1) Talk to the people at the restaurant.
In the digital age we live in, one of the simplest ways to become a respected holder of food knowledge is to engage with those that are serving you. Be personable right from the start. While you are trying to be the expert people listen to, the real experts are the ones handing you the menu. Ask them what they recommend, and what they would tell their friends or family to order if they came to visit the restaurant. It’s almost impossible to go wrong with a restaurant recommendation, especially if you’re dabbling in a food genre that is for the most part unfamiliar.
2) Order with the intention of sharing

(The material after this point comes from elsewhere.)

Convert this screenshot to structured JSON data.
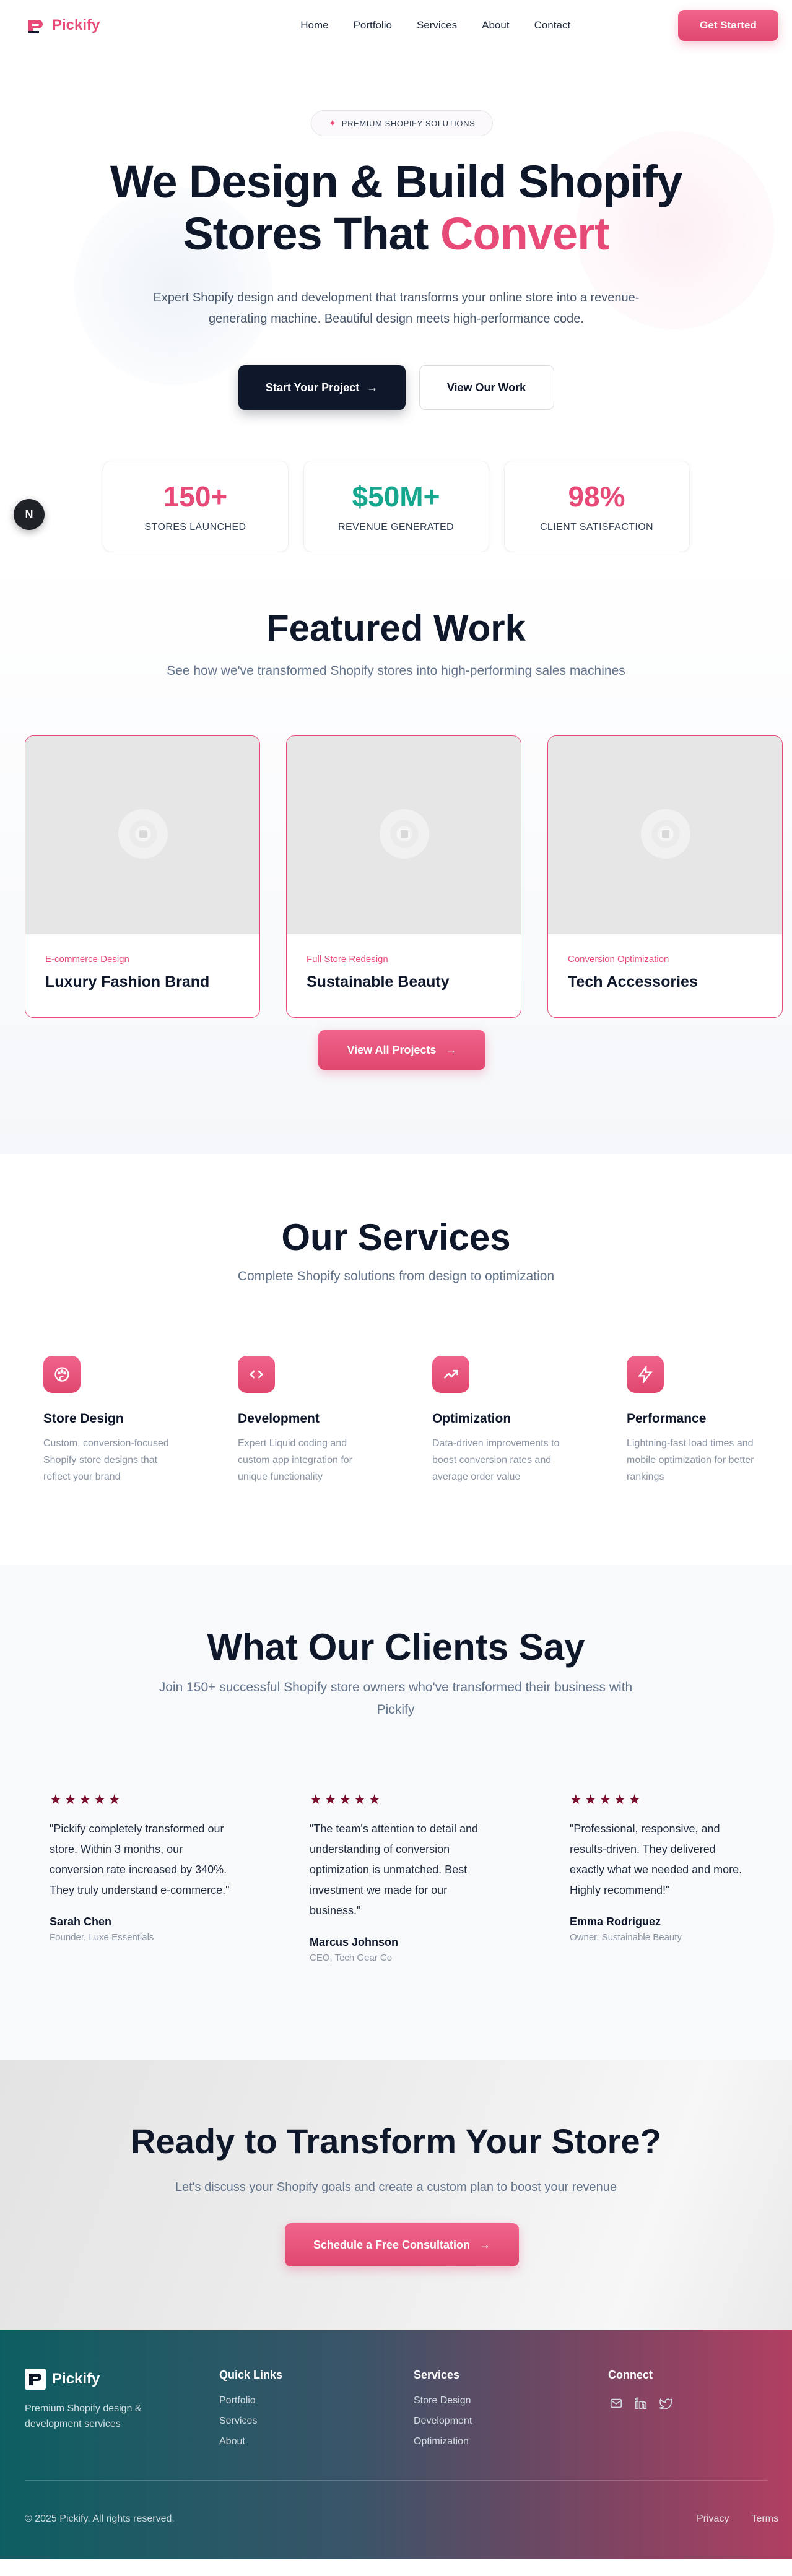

I always find it strange when people go to a restaurant – especially a restaurant of an unfamiliar culture – and only order one dish with the hope that that plate will tell them everything they need to know about the unfamiliar cuisine of another country. Which is why, during dinner outings intended to be an experience different from the norm, people should always order with the intention of sharing. Rather than trying only one dish, you can try five or six. If two things look equally appealing, you can try both and decide for yourself which you like best. And, perhaps most importantly, you have the connective experience of not just sharing the table, but also the plates with those eating with you. After all, food is the most connective when we all eat from the same plate.
3) Be culturally cognizant

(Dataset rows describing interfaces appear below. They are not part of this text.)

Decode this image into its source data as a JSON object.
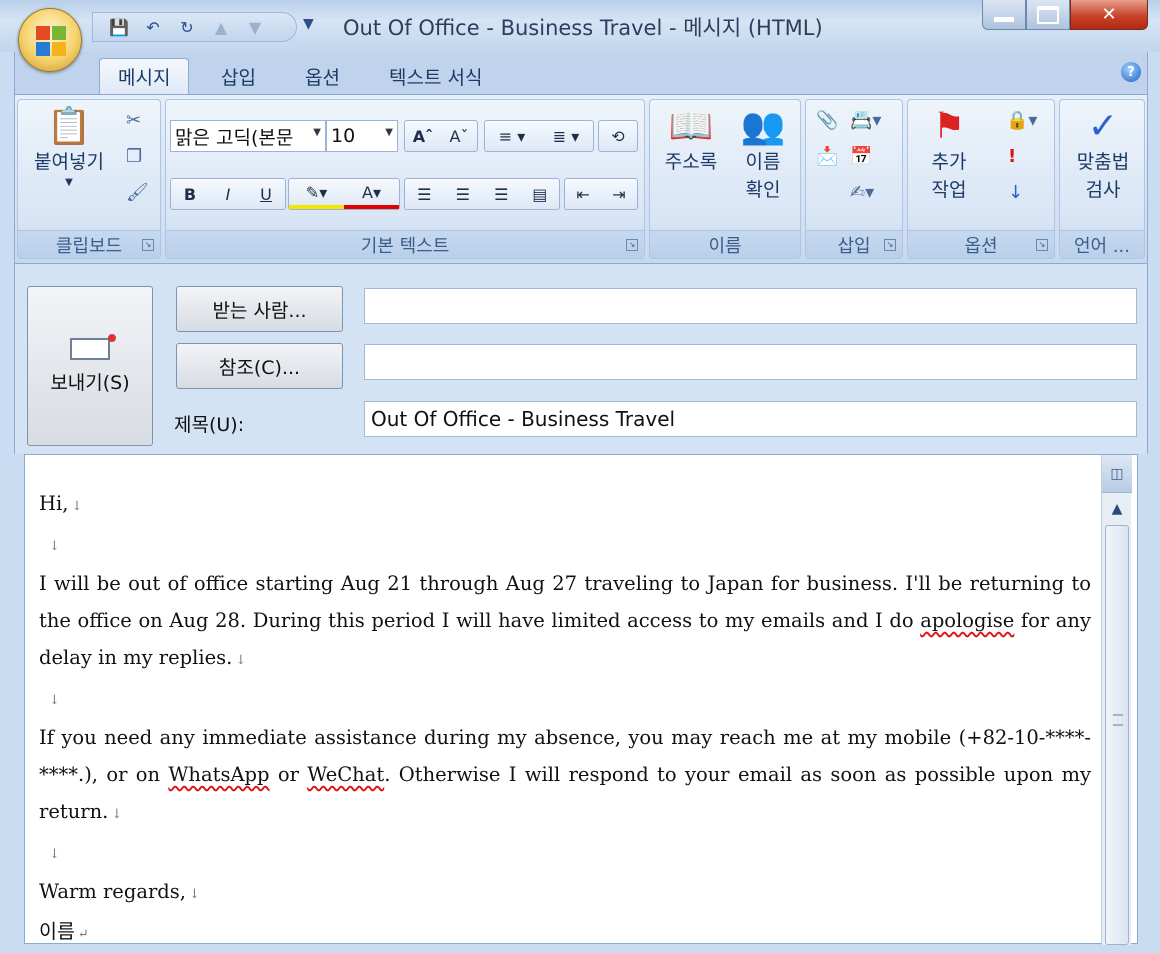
{
  "window": {
    "title": "Out Of Office - Business Travel - 메시지 (HTML)"
  },
  "ribbon": {
    "tabs": [
      "메시지",
      "삽입",
      "옵션",
      "텍스트 서식"
    ],
    "groups": {
      "clipboard": {
        "label": "클립보드",
        "paste_label": "붙여넣기"
      },
      "basic_text": {
        "label": "기본 텍스트",
        "font_name": "맑은 고딕(본문",
        "font_size": "10"
      },
      "names": {
        "label": "이름",
        "address_book_label": "주소록",
        "check_names_line1": "이름",
        "check_names_line2": "확인"
      },
      "insert": {
        "label": "삽입"
      },
      "options": {
        "label": "옵션",
        "follow_up_line1": "추가",
        "follow_up_line2": "작업"
      },
      "language": {
        "label": "언어 ...",
        "spelling_line1": "맞춤법",
        "spelling_line2": "검사"
      }
    }
  },
  "header": {
    "send_label": "보내기(S)",
    "to_button": "받는 사람...",
    "cc_button": "참조(C)...",
    "subject_label": "제목(U):",
    "to_value": "",
    "cc_value": "",
    "subject_value": "Out Of Office - Business Travel"
  },
  "message": {
    "greeting": "Hi,",
    "p1_a": "I will be out of office starting Aug 21 through Aug 27 traveling to Japan for business. I'll be returning to the office on Aug 28. During this period I will have limited access to my emails and I do ",
    "p1_b": "apologise",
    "p1_c": " for any delay in my replies.",
    "p2_a": "If you need any immediate assistance during my absence, you may reach me at my mobile (+82-10-****-****.), or on ",
    "p2_b": "WhatsApp",
    "p2_c": " or ",
    "p2_d": "WeChat",
    "p2_e": ". Otherwise I will respond to your email as soon as possible upon my return.",
    "closing": "Warm regards,",
    "signature": "이름"
  }
}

To be clear, it’s always important to be a respectful restaurant patron. And, when participating in a cultural dinner outing (like the ones offered by The Same Plate) it’s especially important to be culturally cognizant. What do I mean by that exactly? A couple of months ago we went to a Korean restaurant that had pig’s feet on the menu; I made sure I expressed delight at having the option to order such an eccentric dinner item, rather than disgust at something so unfamiliar. Or, at Domo Japanese restaurant downtown, there is a zen garden outside that requests guests are a part of the garden rather than intruding on it. In other words, patrons dining in the garden need to be sensitive to that fact that they are in a garden and not talking loudly with friends at a bar. This respects not only other guests, but also the authentic Japanese culture the restaurant is intent on creating.

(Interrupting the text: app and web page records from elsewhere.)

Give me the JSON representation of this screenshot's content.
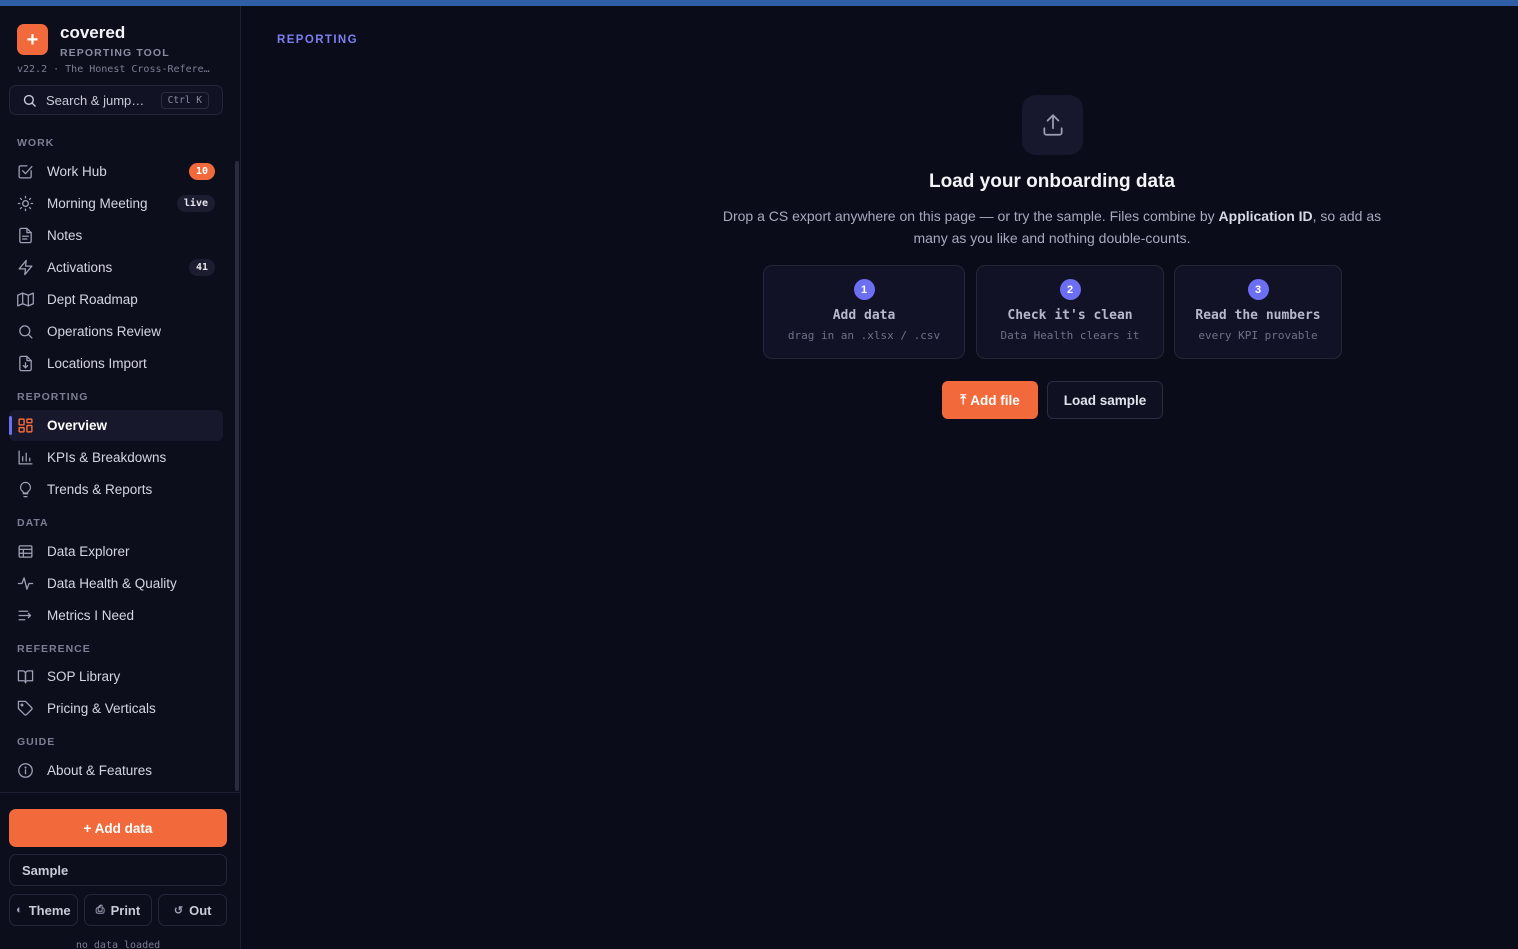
{
  "brand": {
    "logo_glyph": "+",
    "name": "covered",
    "subtitle": "REPORTING TOOL",
    "version": "v22.2 · The Honest Cross-Refere…"
  },
  "search": {
    "placeholder": "Search & jump…",
    "shortcut": "Ctrl K"
  },
  "sidebar": {
    "sections": {
      "work": "WORK",
      "reporting": "REPORTING",
      "data": "DATA",
      "reference": "REFERENCE",
      "guide": "GUIDE"
    },
    "items": {
      "work_hub": {
        "label": "Work Hub",
        "badge": "10",
        "icon": "checkbox-icon"
      },
      "morning_meeting": {
        "label": "Morning Meeting",
        "badge": "live",
        "icon": "sun-icon"
      },
      "notes": {
        "label": "Notes",
        "icon": "document-icon"
      },
      "activations": {
        "label": "Activations",
        "badge": "41",
        "icon": "bolt-icon"
      },
      "dept_roadmap": {
        "label": "Dept Roadmap",
        "icon": "map-icon"
      },
      "operations_review": {
        "label": "Operations Review",
        "icon": "search-icon"
      },
      "locations_import": {
        "label": "Locations Import",
        "icon": "file-download-icon"
      },
      "overview": {
        "label": "Overview",
        "icon": "grid-icon",
        "active": true
      },
      "kpis": {
        "label": "KPIs & Breakdowns",
        "icon": "bar-chart-icon"
      },
      "trends": {
        "label": "Trends & Reports",
        "icon": "lightbulb-icon"
      },
      "data_explorer": {
        "label": "Data Explorer",
        "icon": "table-icon"
      },
      "data_health": {
        "label": "Data Health & Quality",
        "icon": "pulse-icon"
      },
      "metrics": {
        "label": "Metrics I Need",
        "icon": "list-arrow-icon"
      },
      "sop_library": {
        "label": "SOP Library",
        "icon": "book-icon"
      },
      "pricing": {
        "label": "Pricing & Verticals",
        "icon": "tag-icon"
      },
      "about": {
        "label": "About & Features",
        "icon": "info-icon"
      }
    }
  },
  "footer": {
    "add_data": "+ Add data",
    "sample": "Sample",
    "theme": "Theme",
    "print": "Print",
    "out": "Out",
    "status": "no data loaded"
  },
  "main": {
    "breadcrumb": "REPORTING",
    "title": "Load your onboarding data",
    "desc_before": "Drop a CS export anywhere on this page — or try the sample. Files combine by ",
    "desc_bold": "Application ID",
    "desc_after": ", so add as many as you like and nothing double-counts.",
    "steps": [
      {
        "num": "1",
        "title": "Add data",
        "sub": "drag in an .xlsx / .csv"
      },
      {
        "num": "2",
        "title": "Check it's clean",
        "sub": "Data Health clears it"
      },
      {
        "num": "3",
        "title": "Read the numbers",
        "sub": "every KPI provable"
      }
    ],
    "add_file": "Add file",
    "load_sample": "Load sample"
  },
  "colors": {
    "accent_orange": "#f26a3b",
    "accent_purple": "#6c6ff2",
    "background": "#0b0c1a",
    "top_bar": "#2f5ea6"
  }
}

Being a cultural foodie around the city of Denver offers so much opportunity to explore and “travel local.” An element of cultural dining that rings true, regardless of the culture or setting, is to be open to the experience no matter what happens. Early this year, I was in Israel for a couple of weeks, and for our last meal in Tel Aviv we visited a restaurant that happened to have a lot of internal organ meat options on the menu. Feeling adventurous, I ordered the ox testicles, and those eating with me got the chicken liver and chicken hearts. I got to try all three, and wasn’t able to stomach any of them. My meal ultimately ended up consisting of the grape leaf and pita appetizers brought to us upon our arrival. But even though I didn’t like any of the dishes that we decided to share that evening, I would never not recommend the restaurant to someone as the service was great and the experience itself what I was looking for; after all, I went there with the intention to try something new.
Now It’s Your Turn
Denver has a lot of hidden cultural gems that people don’t know about. What is one restaurant that has piqued your curry-osity? Share it with our community in the comments!
Stay hungry, Kayla